• _ACTION ITEM_
This exercise calls for an exact copy of the listing below.

== == ==

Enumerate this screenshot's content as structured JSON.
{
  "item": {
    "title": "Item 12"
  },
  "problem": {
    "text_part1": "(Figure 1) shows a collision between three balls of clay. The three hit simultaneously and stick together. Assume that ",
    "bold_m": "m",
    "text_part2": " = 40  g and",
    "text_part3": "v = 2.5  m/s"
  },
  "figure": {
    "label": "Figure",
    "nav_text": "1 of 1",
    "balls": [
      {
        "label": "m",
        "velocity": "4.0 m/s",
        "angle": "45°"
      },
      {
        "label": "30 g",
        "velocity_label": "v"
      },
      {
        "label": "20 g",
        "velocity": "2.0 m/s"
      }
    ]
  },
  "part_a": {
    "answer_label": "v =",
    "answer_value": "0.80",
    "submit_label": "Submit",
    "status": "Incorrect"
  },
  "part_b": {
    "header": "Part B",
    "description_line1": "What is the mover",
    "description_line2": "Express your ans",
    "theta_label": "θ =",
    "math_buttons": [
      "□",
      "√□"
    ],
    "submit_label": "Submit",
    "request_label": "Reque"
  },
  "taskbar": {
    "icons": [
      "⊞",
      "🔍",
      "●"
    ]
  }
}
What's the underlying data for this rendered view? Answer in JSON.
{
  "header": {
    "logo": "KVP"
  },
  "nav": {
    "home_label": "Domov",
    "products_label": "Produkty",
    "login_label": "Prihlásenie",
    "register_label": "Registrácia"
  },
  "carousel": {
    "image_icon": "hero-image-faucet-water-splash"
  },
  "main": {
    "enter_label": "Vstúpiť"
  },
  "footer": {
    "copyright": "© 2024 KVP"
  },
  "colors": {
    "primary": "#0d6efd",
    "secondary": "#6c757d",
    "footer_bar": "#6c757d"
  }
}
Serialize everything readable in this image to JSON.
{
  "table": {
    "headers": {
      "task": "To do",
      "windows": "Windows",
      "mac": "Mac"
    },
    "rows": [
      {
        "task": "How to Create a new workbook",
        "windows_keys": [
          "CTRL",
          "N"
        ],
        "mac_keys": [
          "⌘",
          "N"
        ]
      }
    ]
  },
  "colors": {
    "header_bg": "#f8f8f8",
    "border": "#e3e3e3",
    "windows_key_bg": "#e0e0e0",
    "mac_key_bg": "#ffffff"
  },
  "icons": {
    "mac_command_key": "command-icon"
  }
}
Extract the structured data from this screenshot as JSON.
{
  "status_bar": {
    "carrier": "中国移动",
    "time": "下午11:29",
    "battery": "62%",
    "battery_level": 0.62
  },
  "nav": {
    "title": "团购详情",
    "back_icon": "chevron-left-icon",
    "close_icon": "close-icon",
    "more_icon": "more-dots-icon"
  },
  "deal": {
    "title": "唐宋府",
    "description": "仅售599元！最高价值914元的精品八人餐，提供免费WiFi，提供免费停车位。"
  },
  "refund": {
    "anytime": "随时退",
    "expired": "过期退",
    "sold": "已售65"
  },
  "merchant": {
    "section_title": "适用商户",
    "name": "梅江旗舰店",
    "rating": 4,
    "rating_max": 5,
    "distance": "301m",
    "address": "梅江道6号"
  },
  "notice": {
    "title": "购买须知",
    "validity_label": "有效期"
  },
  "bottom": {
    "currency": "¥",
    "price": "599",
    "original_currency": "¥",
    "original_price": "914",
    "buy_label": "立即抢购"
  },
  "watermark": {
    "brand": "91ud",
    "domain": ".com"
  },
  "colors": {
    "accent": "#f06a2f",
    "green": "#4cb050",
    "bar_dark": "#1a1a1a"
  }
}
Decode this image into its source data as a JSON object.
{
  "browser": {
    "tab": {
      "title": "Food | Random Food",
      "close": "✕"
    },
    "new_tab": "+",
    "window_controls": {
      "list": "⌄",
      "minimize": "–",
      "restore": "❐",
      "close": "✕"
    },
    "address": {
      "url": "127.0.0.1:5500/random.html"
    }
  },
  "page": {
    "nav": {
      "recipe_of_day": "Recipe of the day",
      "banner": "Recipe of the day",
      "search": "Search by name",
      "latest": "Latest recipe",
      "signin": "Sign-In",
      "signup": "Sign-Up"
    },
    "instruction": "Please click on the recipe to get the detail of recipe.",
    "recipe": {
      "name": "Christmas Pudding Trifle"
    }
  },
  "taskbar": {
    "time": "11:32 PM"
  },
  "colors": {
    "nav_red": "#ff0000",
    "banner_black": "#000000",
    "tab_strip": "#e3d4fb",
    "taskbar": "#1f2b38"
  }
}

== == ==

• _RESPONSE AREA_
Enumerate this screenshot's content as structured JSON.
{
  "item": {
    "title": "Item 12"
  },
  "problem": {
    "text_part1": "(Figure 1) shows a collision between three balls of clay. The three hit simultaneously and stick together. Assume that ",
    "bold_m": "m",
    "text_part2": " = 40  g and",
    "text_part3": "v = 2.5  m/s"
  },
  "figure": {
    "label": "Figure",
    "nav_text": "1 of 1",
    "balls": [
      {
        "label": "m",
        "velocity": "4.0 m/s",
        "angle": "45°"
      },
      {
        "label": "30 g",
        "velocity_label": "v"
      },
      {
        "label": "20 g",
        "velocity": "2.0 m/s"
      }
    ]
  },
  "part_a": {
    "answer_label": "v =",
    "answer_value": "0.80",
    "submit_label": "Submit",
    "status": "Incorrect"
  },
  "part_b": {
    "header": "Part B",
    "description_line1": "What is the mover",
    "description_line2": "Express your ans",
    "theta_label": "θ =",
    "math_buttons": [
      "□",
      "√□"
    ],
    "submit_label": "Submit",
    "request_label": "Reque"
  },
  "taskbar": {
    "icons": [
      "⊞",
      "🔍",
      "●"
    ]
  }
}
What's the underlying data for this rendered view? Answer in JSON.
{
  "header": {
    "logo": "KVP"
  },
  "nav": {
    "home_label": "Domov",
    "products_label": "Produkty",
    "login_label": "Prihlásenie",
    "register_label": "Registrácia"
  },
  "carousel": {
    "image_icon": "hero-image-faucet-water-splash"
  },
  "main": {
    "enter_label": "Vstúpiť"
  },
  "footer": {
    "copyright": "© 2024 KVP"
  },
  "colors": {
    "primary": "#0d6efd",
    "secondary": "#6c757d",
    "footer_bar": "#6c757d"
  }
}
Serialize everything readable in this image to JSON.
{
  "table": {
    "headers": {
      "task": "To do",
      "windows": "Windows",
      "mac": "Mac"
    },
    "rows": [
      {
        "task": "How to Create a new workbook",
        "windows_keys": [
          "CTRL",
          "N"
        ],
        "mac_keys": [
          "⌘",
          "N"
        ]
      }
    ]
  },
  "colors": {
    "header_bg": "#f8f8f8",
    "border": "#e3e3e3",
    "windows_key_bg": "#e0e0e0",
    "mac_key_bg": "#ffffff"
  },
  "icons": {
    "mac_command_key": "command-icon"
  }
}
Extract the structured data from this screenshot as JSON.
{
  "status_bar": {
    "carrier": "中国移动",
    "time": "下午11:29",
    "battery": "62%",
    "battery_level": 0.62
  },
  "nav": {
    "title": "团购详情",
    "back_icon": "chevron-left-icon",
    "close_icon": "close-icon",
    "more_icon": "more-dots-icon"
  },
  "deal": {
    "title": "唐宋府",
    "description": "仅售599元！最高价值914元的精品八人餐，提供免费WiFi，提供免费停车位。"
  },
  "refund": {
    "anytime": "随时退",
    "expired": "过期退",
    "sold": "已售65"
  },
  "merchant": {
    "section_title": "适用商户",
    "name": "梅江旗舰店",
    "rating": 4,
    "rating_max": 5,
    "distance": "301m",
    "address": "梅江道6号"
  },
  "notice": {
    "title": "购买须知",
    "validity_label": "有效期"
  },
  "bottom": {
    "currency": "¥",
    "price": "599",
    "original_currency": "¥",
    "original_price": "914",
    "buy_label": "立即抢购"
  },
  "watermark": {
    "brand": "91ud",
    "domain": ".com"
  },
  "colors": {
    "accent": "#f06a2f",
    "green": "#4cb050",
    "bar_dark": "#1a1a1a"
  }
}
Decode this image into its source data as a JSON object.
{
  "browser": {
    "tab": {
      "title": "Food | Random Food",
      "close": "✕"
    },
    "new_tab": "+",
    "window_controls": {
      "list": "⌄",
      "minimize": "–",
      "restore": "❐",
      "close": "✕"
    },
    "address": {
      "url": "127.0.0.1:5500/random.html"
    }
  },
  "page": {
    "nav": {
      "recipe_of_day": "Recipe of the day",
      "banner": "Recipe of the day",
      "search": "Search by name",
      "latest": "Latest recipe",
      "signin": "Sign-In",
      "signup": "Sign-Up"
    },
    "instruction": "Please click on the recipe to get the detail of recipe.",
    "recipe": {
      "name": "Christmas Pudding Trifle"
    }
  },
  "taskbar": {
    "time": "11:32 PM"
  },
  "colors": {
    "nav_red": "#ff0000",
    "banner_black": "#000000",
    "tab_strip": "#e3d4fb",
    "taskbar": "#1f2b38"
  }
}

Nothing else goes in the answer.